= WORK TASK =
Could you copy out every line of the data where the word "size" occurs?

= PROVIDED RECORDS =
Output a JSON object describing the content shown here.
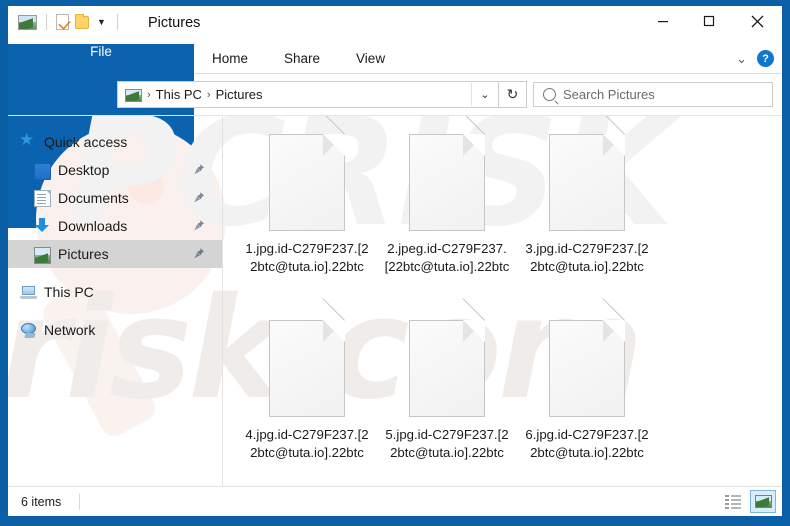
{
  "window": {
    "title": "Pictures",
    "quick_access_toolbar": [
      {
        "name": "pictures-folder-icon",
        "label": "Pictures"
      },
      {
        "name": "properties-icon",
        "label": "Properties"
      },
      {
        "name": "new-folder-icon",
        "label": "New folder"
      },
      {
        "name": "customize-caret-icon",
        "label": "▾"
      }
    ],
    "controls": {
      "minimize": "—",
      "maximize": "▢",
      "close": "✕"
    }
  },
  "ribbon": {
    "tabs": [
      {
        "label": "File",
        "active": true
      },
      {
        "label": "Home",
        "active": false
      },
      {
        "label": "Share",
        "active": false
      },
      {
        "label": "View",
        "active": false
      }
    ],
    "collapse_caret": "⌄",
    "help_label": "?"
  },
  "navigation": {
    "back": "←",
    "forward": "→",
    "recent": "⌄",
    "up": "↑",
    "breadcrumbs": [
      "This PC",
      "Pictures"
    ],
    "separator": "›",
    "address_caret": "⌄",
    "refresh": "↻"
  },
  "search": {
    "placeholder": "Search Pictures",
    "value": ""
  },
  "sidebar": {
    "items": [
      {
        "label": "Quick access",
        "icon": "star-icon",
        "level": 0,
        "pinned": false,
        "selected": false
      },
      {
        "label": "Desktop",
        "icon": "desktop-icon",
        "level": 1,
        "pinned": true,
        "selected": false
      },
      {
        "label": "Documents",
        "icon": "documents-icon",
        "level": 1,
        "pinned": true,
        "selected": false
      },
      {
        "label": "Downloads",
        "icon": "downloads-icon",
        "level": 1,
        "pinned": true,
        "selected": false
      },
      {
        "label": "Pictures",
        "icon": "pictures-icon",
        "level": 1,
        "pinned": true,
        "selected": true
      },
      {
        "label": "This PC",
        "icon": "this-pc-icon",
        "level": 0,
        "pinned": false,
        "selected": false
      },
      {
        "label": "Network",
        "icon": "network-icon",
        "level": 0,
        "pinned": false,
        "selected": false
      }
    ]
  },
  "files": [
    {
      "name": "1.jpg.id-C279F237.[22btc@tuta.io].22btc",
      "icon": "generic-file-icon"
    },
    {
      "name": "2.jpeg.id-C279F237.[22btc@tuta.io].22btc",
      "icon": "generic-file-icon"
    },
    {
      "name": "3.jpg.id-C279F237.[22btc@tuta.io].22btc",
      "icon": "generic-file-icon"
    },
    {
      "name": "4.jpg.id-C279F237.[22btc@tuta.io].22btc",
      "icon": "generic-file-icon"
    },
    {
      "name": "5.jpg.id-C279F237.[22btc@tuta.io].22btc",
      "icon": "generic-file-icon"
    },
    {
      "name": "6.jpg.id-C279F237.[22btc@tuta.io].22btc",
      "icon": "generic-file-icon"
    }
  ],
  "status": {
    "item_count": "6 items",
    "views": [
      {
        "name": "details-view-button",
        "active": false
      },
      {
        "name": "large-icons-view-button",
        "active": true
      }
    ]
  },
  "watermark": {
    "line1": "risk.com",
    "line2": "PCRISK"
  },
  "colors": {
    "accent": "#0b63b0",
    "desktop": "#0b5fa4",
    "selection": "#d4d4d4",
    "view_active": "#d8ecfb"
  }
}
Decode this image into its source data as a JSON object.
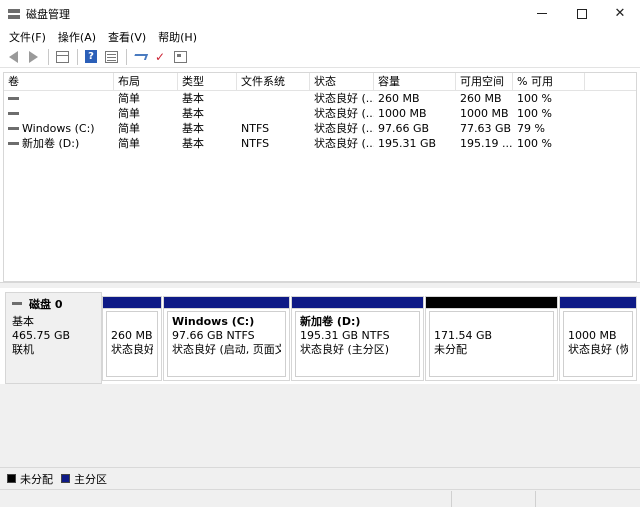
{
  "window": {
    "title": "磁盘管理"
  },
  "menu": [
    "文件(F)",
    "操作(A)",
    "查看(V)",
    "帮助(H)"
  ],
  "toolbar": {
    "help_glyph": "?"
  },
  "volume_table": {
    "columns": [
      "卷",
      "布局",
      "类型",
      "文件系统",
      "状态",
      "容量",
      "可用空间",
      "% 可用"
    ],
    "rows": [
      [
        "",
        "简单",
        "基本",
        "",
        "状态良好 (...",
        "260 MB",
        "260 MB",
        "100 %"
      ],
      [
        "",
        "简单",
        "基本",
        "",
        "状态良好 (...",
        "1000 MB",
        "1000 MB",
        "100 %"
      ],
      [
        "Windows (C:)",
        "简单",
        "基本",
        "NTFS",
        "状态良好 (...",
        "97.66 GB",
        "77.63 GB",
        "79 %"
      ],
      [
        "新加卷 (D:)",
        "简单",
        "基本",
        "NTFS",
        "状态良好 (...",
        "195.31 GB",
        "195.19 ...",
        "100 %"
      ]
    ]
  },
  "disk": {
    "name": "磁盘 0",
    "type": "基本",
    "size": "465.75 GB",
    "status": "联机"
  },
  "partitions": [
    {
      "name": "",
      "size": "260 MB",
      "status": "状态良好 ("
    },
    {
      "name": "Windows  (C:)",
      "size": "97.66 GB NTFS",
      "status": "状态良好 (启动, 页面文件"
    },
    {
      "name": "新加卷  (D:)",
      "size": "195.31 GB NTFS",
      "status": "状态良好 (主分区)"
    },
    {
      "name": "",
      "size": "171.54 GB",
      "status": "未分配"
    },
    {
      "name": "",
      "size": "1000 MB",
      "status": "状态良好 (恢复"
    }
  ],
  "legend": {
    "unallocated": "未分配",
    "primary": "主分区"
  },
  "colors": {
    "primary": "#0e1a86",
    "unallocated": "#000000",
    "chrome": "#f0f0f0"
  }
}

= ANSWER TO THIS EXERCISE =
    "size": "465.75 GB",
      "size": "260 MB",
      "size": "97.66 GB NTFS",
      "size": "195.31 GB NTFS",
      "size": "171.54 GB",
      "size": "1000 MB",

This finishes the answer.